In the year and a half I've been here, there have been new amazing restaurants and huge retail spaces coming up. The Navy Yard and Center Studios are getting busier every day, and there's Pratt down the street. The foot traffic I've seen has nearly doubled in the past year. It's a great home base, and it'll just continue to get better here.
Is that how people have discovered you, by foot traffic?
It's mostly word-of-mouth. Jill Lindsey is a place you have to seek out, especially for the wellness events since they're downstairs. But now there are repeat clients, and then people come upstairs and have a glass of wine and shop. It took a little time for us to get here, but now I can tweak things in a way so people can experience another level of business that they can't get anywhere.
Are you here every day?
Almost. I'm opening a tiny second location in Los Angeles soon, so I'm there often. I've been so New York-focused with designers, but now I'm getting to meet more artisans and designers in LA, too.
You sell things that you make, you sell things that other people make, you have a café and a wellness center, you do events, and you're planning to expand. How do you balance everything?
You know, I don't even think about it. Because I am here a lot, I can manage all the things and how they work. This is a really dynamic format. We have at least one event a day, and sometimes we have five. It's an opportunity — a lot of the people who host events here are just starting out, so we're working with them right from the beginning, and I rarely say no.
What I love doing is mashing up events. I had a facialist and one of our wine reps come together to do a smaller wine class with four wines, and then you got to make your own facial mask incorporating those elements — how the wine was grown, grapes, plant-based ingredients. Those are my favorite events, when it goes back to community.
You're running this business by yourself, without investors — what are some of the other struggles you've come up against?
Managing funding on a small scale is a very hard thing to do. I don't come from a retail background, so I don't know the flows of business. I didn't even know how busy we were going to be at Christmas — I thought we were all going to be home early on Christmas Eve, and then I was slammed until 8 p.m. I sent everyone home, but I stayed open.

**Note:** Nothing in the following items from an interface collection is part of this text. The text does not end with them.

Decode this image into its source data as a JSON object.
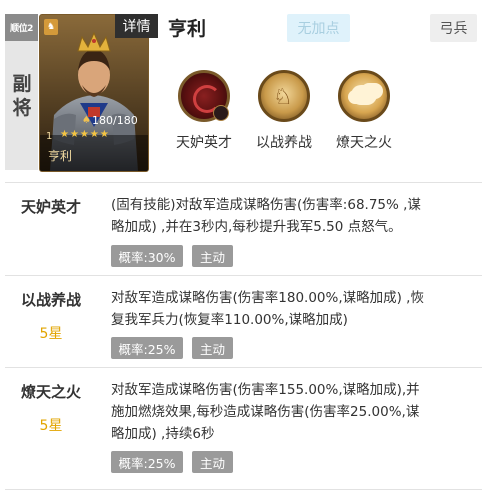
{
  "header": {
    "slot_tag": "顺位2",
    "role": "副将",
    "detail_label": "详情",
    "hero_name": "亨利",
    "no_bonus_label": "无加点",
    "troop_type": "弓兵"
  },
  "card": {
    "level": "1",
    "hp": "180/180",
    "stars": "★★★★★",
    "name": "亨利"
  },
  "skills_top": [
    {
      "name": "天妒英才",
      "icon": "red-swirl-icon"
    },
    {
      "name": "以战养战",
      "icon": "horse-icon"
    },
    {
      "name": "燎天之火",
      "icon": "fire-cloud-icon"
    }
  ],
  "skills": [
    {
      "name": "天妒英才",
      "star": "",
      "lines": [
        "(固有技能)对敌军造成谋略伤害(伤害率:68.75% ,谋",
        "略加成) ,并在3秒内,每秒提升我军5.50 点怒气。"
      ],
      "prob": "概率:30%",
      "type": "主动"
    },
    {
      "name": "以战养战",
      "star": "5星",
      "lines": [
        "对敌军造成谋略伤害(伤害率180.00%,谋略加成) ,恢",
        "复我军兵力(恢复率110.00%,谋略加成)"
      ],
      "prob": "概率:25%",
      "type": "主动"
    },
    {
      "name": "燎天之火",
      "star": "5星",
      "lines": [
        "对敌军造成谋略伤害(伤害率155.00%,谋略加成),并",
        "施加燃烧效果,每秒造成谋略伤害(伤害率25.00%,谋",
        "略加成) ,持续6秒"
      ],
      "prob": "概率:25%",
      "type": "主动"
    }
  ]
}
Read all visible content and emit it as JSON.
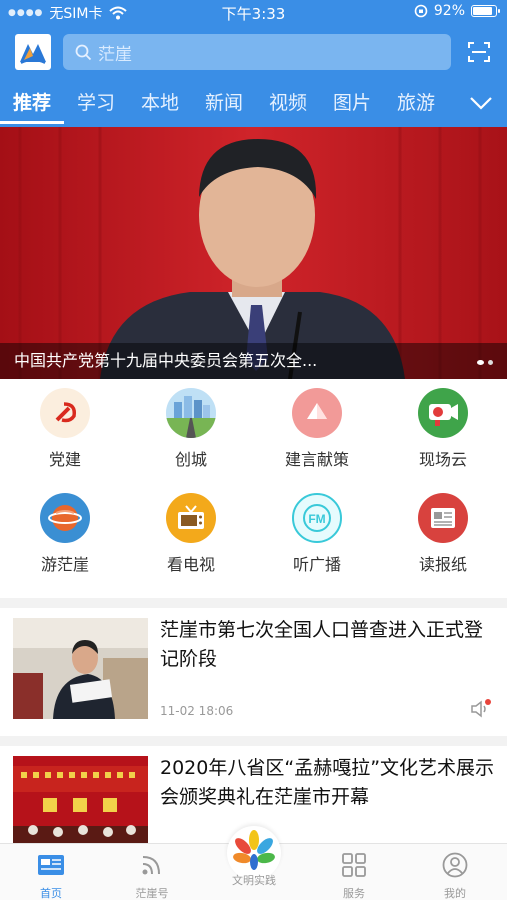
{
  "status_bar": {
    "carrier": "无SIM卡",
    "time": "下午3:33",
    "battery": "92%"
  },
  "search": {
    "placeholder": "茫崖"
  },
  "tabs": [
    "推荐",
    "学习",
    "本地",
    "新闻",
    "视频",
    "图片",
    "旅游"
  ],
  "active_tab": "推荐",
  "hero": {
    "caption": "中国共产党第十九届中央委员会第五次全..."
  },
  "grid": [
    {
      "label": "党建",
      "icon": "party-emblem-icon"
    },
    {
      "label": "创城",
      "icon": "city-road-icon"
    },
    {
      "label": "建言献策",
      "icon": "paper-plane-icon"
    },
    {
      "label": "现场云",
      "icon": "camera-icon"
    },
    {
      "label": "游茫崖",
      "icon": "globe-icon"
    },
    {
      "label": "看电视",
      "icon": "tv-icon"
    },
    {
      "label": "听广播",
      "icon": "radio-fm-icon"
    },
    {
      "label": "读报纸",
      "icon": "newspaper-icon"
    }
  ],
  "news": [
    {
      "title": "茫崖市第七次全国人口普查进入正式登记阶段",
      "time": "11-02 18:06"
    },
    {
      "title": "2020年八省区“孟赫嘎拉”文化艺术展示会颁奖典礼在茫崖市开幕",
      "time": ""
    }
  ],
  "bottom_nav": [
    {
      "label": "首页",
      "icon": "home-icon"
    },
    {
      "label": "茫崖号",
      "icon": "rss-icon"
    },
    {
      "label": "文明实践",
      "icon": "flower-logo-icon"
    },
    {
      "label": "服务",
      "icon": "grid-icon"
    },
    {
      "label": "我的",
      "icon": "user-icon"
    }
  ],
  "colors": {
    "brand_blue": "#3a8ee6",
    "hero_red": "#b3141b"
  }
}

But those are the learnings I'm taking from this. And because the people who work here love and support it so much, they're going to do what it takes to make it amazing. It's really love-focused.

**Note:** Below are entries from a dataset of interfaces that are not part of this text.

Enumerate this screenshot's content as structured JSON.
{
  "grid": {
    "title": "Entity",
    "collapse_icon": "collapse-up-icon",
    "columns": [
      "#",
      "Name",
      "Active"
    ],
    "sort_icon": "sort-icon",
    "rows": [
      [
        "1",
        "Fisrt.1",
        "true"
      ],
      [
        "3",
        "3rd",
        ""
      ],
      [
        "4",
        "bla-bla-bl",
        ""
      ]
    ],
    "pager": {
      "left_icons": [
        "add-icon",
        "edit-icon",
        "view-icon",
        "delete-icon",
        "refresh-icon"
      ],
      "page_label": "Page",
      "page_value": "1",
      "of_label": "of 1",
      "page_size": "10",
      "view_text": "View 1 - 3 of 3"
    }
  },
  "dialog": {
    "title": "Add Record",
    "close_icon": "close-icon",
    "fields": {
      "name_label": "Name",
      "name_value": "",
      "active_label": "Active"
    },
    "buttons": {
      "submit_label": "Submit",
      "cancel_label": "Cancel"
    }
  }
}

Do you have a five-year plan?
I have a 20-year plan. You start slow, you do what you do best, and then you grow. But I'm driven: I want JL Hotels, JL Cafés, JL Wellness — the ability to diversify is huge. But how this all started? I manifested it. I was like, "This is what I want to do, I know it."

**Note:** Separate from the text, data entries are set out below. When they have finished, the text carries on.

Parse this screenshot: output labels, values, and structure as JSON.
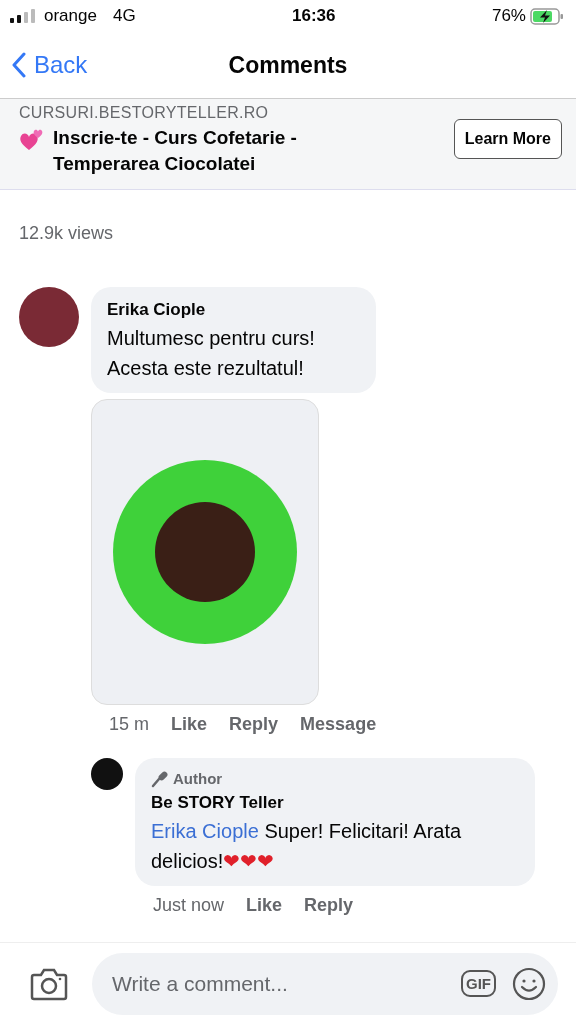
{
  "status_bar": {
    "carrier": "orange",
    "network": "4G",
    "time": "16:36",
    "battery": "76%"
  },
  "nav": {
    "back": "Back",
    "title": "Comments"
  },
  "ad": {
    "domain": "CURSURI.BESTORYTELLER.RO",
    "title": "Inscrie-te - Curs Cofetarie - Temperarea Ciocolatei",
    "button": "Learn More"
  },
  "views": "12.9k views",
  "comments": [
    {
      "author": "Erika Ciople",
      "text": "Multumesc pentru curs! Acesta este rezultatul!",
      "has_photo": true,
      "time": "15 m",
      "actions": [
        "Like",
        "Reply",
        "Message"
      ],
      "reply": false
    },
    {
      "author": "Be STORY Teller",
      "badge": "Author",
      "mention": "Erika Ciople",
      "text": "Super! Felicitari! Arata delicios!",
      "emoji": "❤❤❤",
      "has_photo": false,
      "time": "Just now",
      "actions": [
        "Like",
        "Reply"
      ],
      "reply": true
    }
  ],
  "composer": {
    "placeholder": "Write a comment...",
    "gif": "GIF"
  }
}
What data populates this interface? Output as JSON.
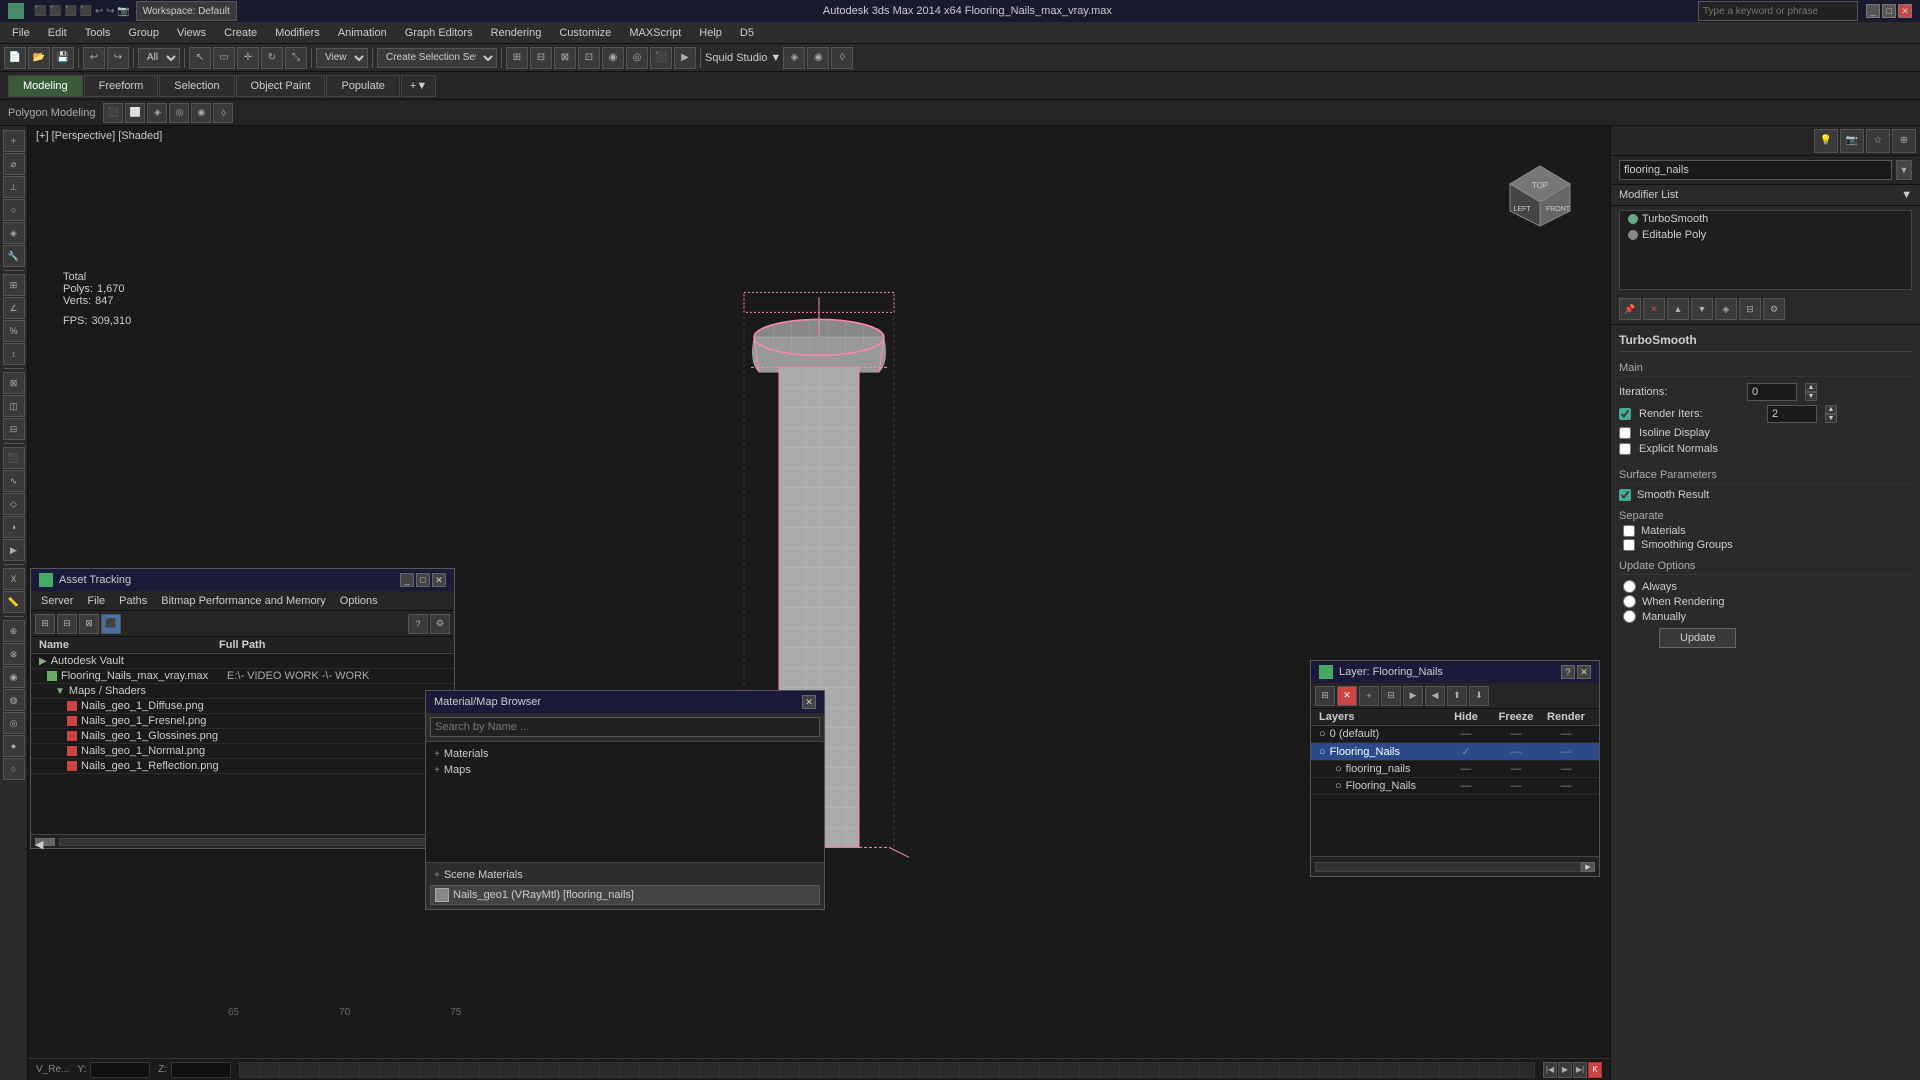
{
  "titlebar": {
    "app_icon": "3dsmax-icon",
    "title": "Autodesk 3ds Max 2014 x64  Flooring_Nails_max_vray.max",
    "search_placeholder": "Type a keyword or phrase",
    "minimize_label": "_",
    "maximize_label": "□",
    "close_label": "✕"
  },
  "menubar": {
    "items": [
      "File",
      "Edit",
      "Tools",
      "Group",
      "Views",
      "Create",
      "Modifiers",
      "Animation",
      "Graph Editors",
      "Rendering",
      "Customize",
      "MAXScript",
      "Help",
      "D5"
    ]
  },
  "toolbar": {
    "workspace_label": "Workspace: Default",
    "view_dropdown": "View",
    "create_selection": "Create Selection Set",
    "search_placeholder": "Type a keyword or phrase"
  },
  "mode_tabs": {
    "tabs": [
      "Modeling",
      "Freeform",
      "Selection",
      "Object Paint",
      "Populate"
    ],
    "active": "Modeling",
    "sub_label": "Polygon Modeling"
  },
  "viewport": {
    "label": "[+] [Perspective] [Shaded]",
    "stats": {
      "total_label": "Total",
      "polys_label": "Polys:",
      "polys_value": "1,670",
      "verts_label": "Verts:",
      "verts_value": "847",
      "fps_label": "FPS:",
      "fps_value": "309,310"
    },
    "grid_numbers": [
      "65",
      "70",
      "75"
    ],
    "y_label": "Y:",
    "z_label": "Z:"
  },
  "right_panel": {
    "object_name": "flooring_nails",
    "modifier_list_label": "Modifier List",
    "modifiers": [
      {
        "name": "TurboSmooth",
        "type": "turbo"
      },
      {
        "name": "Editable Poly",
        "type": "poly"
      }
    ],
    "turbosmooth": {
      "header": "TurboSmooth",
      "main_label": "Main",
      "iterations_label": "Iterations:",
      "iterations_value": "0",
      "render_iters_label": "Render Iters:",
      "render_iters_value": "2",
      "render_iters_checked": true,
      "isoline_display_label": "Isoline Display",
      "isoline_checked": false,
      "explicit_normals_label": "Explicit Normals",
      "explicit_normals_checked": false,
      "surface_params_label": "Surface Parameters",
      "smooth_result_label": "Smooth Result",
      "smooth_result_checked": true,
      "separate_label": "Separate",
      "materials_label": "Materials",
      "materials_checked": false,
      "smoothing_groups_label": "Smoothing Groups",
      "smoothing_groups_checked": false,
      "update_options_label": "Update Options",
      "always_label": "Always",
      "when_rendering_label": "When Rendering",
      "manually_label": "Manually",
      "update_btn_label": "Update"
    }
  },
  "asset_tracking": {
    "title": "Asset Tracking",
    "menu_items": [
      "Server",
      "File",
      "Paths",
      "Bitmap Performance and Memory",
      "Options"
    ],
    "col_name": "Name",
    "col_path": "Full Path",
    "items": [
      {
        "indent": 0,
        "type": "vault",
        "name": "Autodesk Vault",
        "path": ""
      },
      {
        "indent": 1,
        "type": "file",
        "name": "Flooring_Nails_max_vray.max",
        "path": "E:\\ VIDEO WORK -\\- WORK"
      },
      {
        "indent": 2,
        "type": "folder",
        "name": "Maps / Shaders",
        "path": ""
      },
      {
        "indent": 3,
        "type": "map",
        "name": "Nails_geo_1_Diffuse.png",
        "path": ""
      },
      {
        "indent": 3,
        "type": "map",
        "name": "Nails_geo_1_Fresnel.png",
        "path": ""
      },
      {
        "indent": 3,
        "type": "map",
        "name": "Nails_geo_1_Glossines.png",
        "path": ""
      },
      {
        "indent": 3,
        "type": "map",
        "name": "Nails_geo_1_Normal.png",
        "path": ""
      },
      {
        "indent": 3,
        "type": "map",
        "name": "Nails_geo_1_Reflection.png",
        "path": ""
      }
    ]
  },
  "material_browser": {
    "title": "Material/Map Browser",
    "search_placeholder": "Search by Name ...",
    "categories": [
      "+ Materials",
      "+ Maps",
      "+ Scene Materials"
    ],
    "scene_item": "Nails_geo1 (VRayMtl) [flooring_nails]"
  },
  "layer_window": {
    "title": "Layer: Flooring_Nails",
    "col_layers": "Layers",
    "col_hide": "Hide",
    "col_freeze": "Freeze",
    "col_render": "Render",
    "layers": [
      {
        "name": "0 (default)",
        "hide": false,
        "freeze": false,
        "render": true,
        "selected": false
      },
      {
        "name": "Flooring_Nails",
        "hide": true,
        "freeze": false,
        "render": true,
        "selected": true
      },
      {
        "name": "flooring_nails",
        "hide": false,
        "freeze": false,
        "render": true,
        "selected": false
      },
      {
        "name": "Flooring_Nails",
        "hide": false,
        "freeze": false,
        "render": true,
        "selected": false
      }
    ]
  },
  "colors": {
    "active_tab_bg": "#3a5a3a",
    "selected_layer_bg": "#2a5a8a",
    "accent_blue": "#4a6fa5",
    "mod_turbo_color": "#6a8866",
    "toolbar_bg": "#2a2a2a",
    "viewport_bg": "#1a1a1a",
    "panel_bg": "#2a2a2a"
  }
}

I want hotels, and stores, and cafés, but I want them all to be incorporated with people and making their dreams come true. It's not a traditional business. I'm looking for the right partner to grow.
It sounds like worldwide domination.
I wake up every day excited. I look forward to so many things — my dreams are huge. I feel like I was meant to do this. We have the right staff and the right purpose and the right product, so we can do anything.